= YOUR TASK =
Each record is to be reproduced verbatim.

(Excerpts from an interface dataset)
****************************************

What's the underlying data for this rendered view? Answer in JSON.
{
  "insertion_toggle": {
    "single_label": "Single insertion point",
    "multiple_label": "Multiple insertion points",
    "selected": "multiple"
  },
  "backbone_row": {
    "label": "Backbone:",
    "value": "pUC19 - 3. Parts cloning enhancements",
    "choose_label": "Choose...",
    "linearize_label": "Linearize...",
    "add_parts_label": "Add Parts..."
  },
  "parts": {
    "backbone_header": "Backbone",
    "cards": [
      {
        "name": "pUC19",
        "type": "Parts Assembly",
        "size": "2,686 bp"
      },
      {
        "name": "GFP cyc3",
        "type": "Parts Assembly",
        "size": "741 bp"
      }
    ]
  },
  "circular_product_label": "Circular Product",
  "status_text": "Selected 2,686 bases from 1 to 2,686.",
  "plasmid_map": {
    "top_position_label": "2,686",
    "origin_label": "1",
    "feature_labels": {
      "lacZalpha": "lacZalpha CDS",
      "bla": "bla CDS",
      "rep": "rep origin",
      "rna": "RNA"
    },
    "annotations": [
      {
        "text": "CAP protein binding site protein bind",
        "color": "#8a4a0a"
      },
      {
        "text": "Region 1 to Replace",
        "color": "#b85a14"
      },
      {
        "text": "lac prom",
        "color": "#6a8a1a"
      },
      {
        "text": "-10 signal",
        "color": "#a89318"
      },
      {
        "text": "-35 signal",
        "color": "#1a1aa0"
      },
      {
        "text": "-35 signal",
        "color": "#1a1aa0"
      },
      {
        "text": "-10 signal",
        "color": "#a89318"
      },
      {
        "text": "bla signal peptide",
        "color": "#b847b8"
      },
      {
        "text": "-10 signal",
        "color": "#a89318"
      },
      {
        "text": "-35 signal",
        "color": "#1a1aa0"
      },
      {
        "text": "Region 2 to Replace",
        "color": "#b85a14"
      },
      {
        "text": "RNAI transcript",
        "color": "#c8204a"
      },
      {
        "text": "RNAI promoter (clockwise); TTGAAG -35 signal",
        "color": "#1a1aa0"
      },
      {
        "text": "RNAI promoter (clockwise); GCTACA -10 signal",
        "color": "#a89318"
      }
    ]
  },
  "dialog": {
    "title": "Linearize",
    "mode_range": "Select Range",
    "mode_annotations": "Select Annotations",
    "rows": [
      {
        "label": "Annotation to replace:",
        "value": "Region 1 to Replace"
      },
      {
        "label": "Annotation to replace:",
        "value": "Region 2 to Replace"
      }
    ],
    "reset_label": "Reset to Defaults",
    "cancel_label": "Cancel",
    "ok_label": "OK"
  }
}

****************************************

= THE ANSWER =
What's the underlying data for this rendered view? Answer in JSON.
{
  "insertion_toggle": {
    "single_label": "Single insertion point",
    "multiple_label": "Multiple insertion points",
    "selected": "multiple"
  },
  "backbone_row": {
    "label": "Backbone:",
    "value": "pUC19 - 3. Parts cloning enhancements",
    "choose_label": "Choose...",
    "linearize_label": "Linearize...",
    "add_parts_label": "Add Parts..."
  },
  "parts": {
    "backbone_header": "Backbone",
    "cards": [
      {
        "name": "pUC19",
        "type": "Parts Assembly",
        "size": "2,686 bp"
      },
      {
        "name": "GFP cyc3",
        "type": "Parts Assembly",
        "size": "741 bp"
      }
    ]
  },
  "circular_product_label": "Circular Product",
  "status_text": "Selected 2,686 bases from 1 to 2,686.",
  "plasmid_map": {
    "top_position_label": "2,686",
    "origin_label": "1",
    "feature_labels": {
      "lacZalpha": "lacZalpha CDS",
      "bla": "bla CDS",
      "rep": "rep origin",
      "rna": "RNA"
    },
    "annotations": [
      {
        "text": "CAP protein binding site protein bind",
        "color": "#8a4a0a"
      },
      {
        "text": "Region 1 to Replace",
        "color": "#b85a14"
      },
      {
        "text": "lac prom",
        "color": "#6a8a1a"
      },
      {
        "text": "-10 signal",
        "color": "#a89318"
      },
      {
        "text": "-35 signal",
        "color": "#1a1aa0"
      },
      {
        "text": "-35 signal",
        "color": "#1a1aa0"
      },
      {
        "text": "-10 signal",
        "color": "#a89318"
      },
      {
        "text": "bla signal peptide",
        "color": "#b847b8"
      },
      {
        "text": "-10 signal",
        "color": "#a89318"
      },
      {
        "text": "-35 signal",
        "color": "#1a1aa0"
      },
      {
        "text": "Region 2 to Replace",
        "color": "#b85a14"
      },
      {
        "text": "RNAI transcript",
        "color": "#c8204a"
      },
      {
        "text": "RNAI promoter (clockwise); TTGAAG -35 signal",
        "color": "#1a1aa0"
      },
      {
        "text": "RNAI promoter (clockwise); GCTACA -10 signal",
        "color": "#a89318"
      }
    ]
  },
  "dialog": {
    "title": "Linearize",
    "mode_range": "Select Range",
    "mode_annotations": "Select Annotations",
    "rows": [
      {
        "label": "Annotation to replace:",
        "value": "Region 1 to Replace"
      },
      {
        "label": "Annotation to replace:",
        "value": "Region 2 to Replace"
      }
    ],
    "reset_label": "Reset to Defaults",
    "cancel_label": "Cancel",
    "ok_label": "OK"
  }
}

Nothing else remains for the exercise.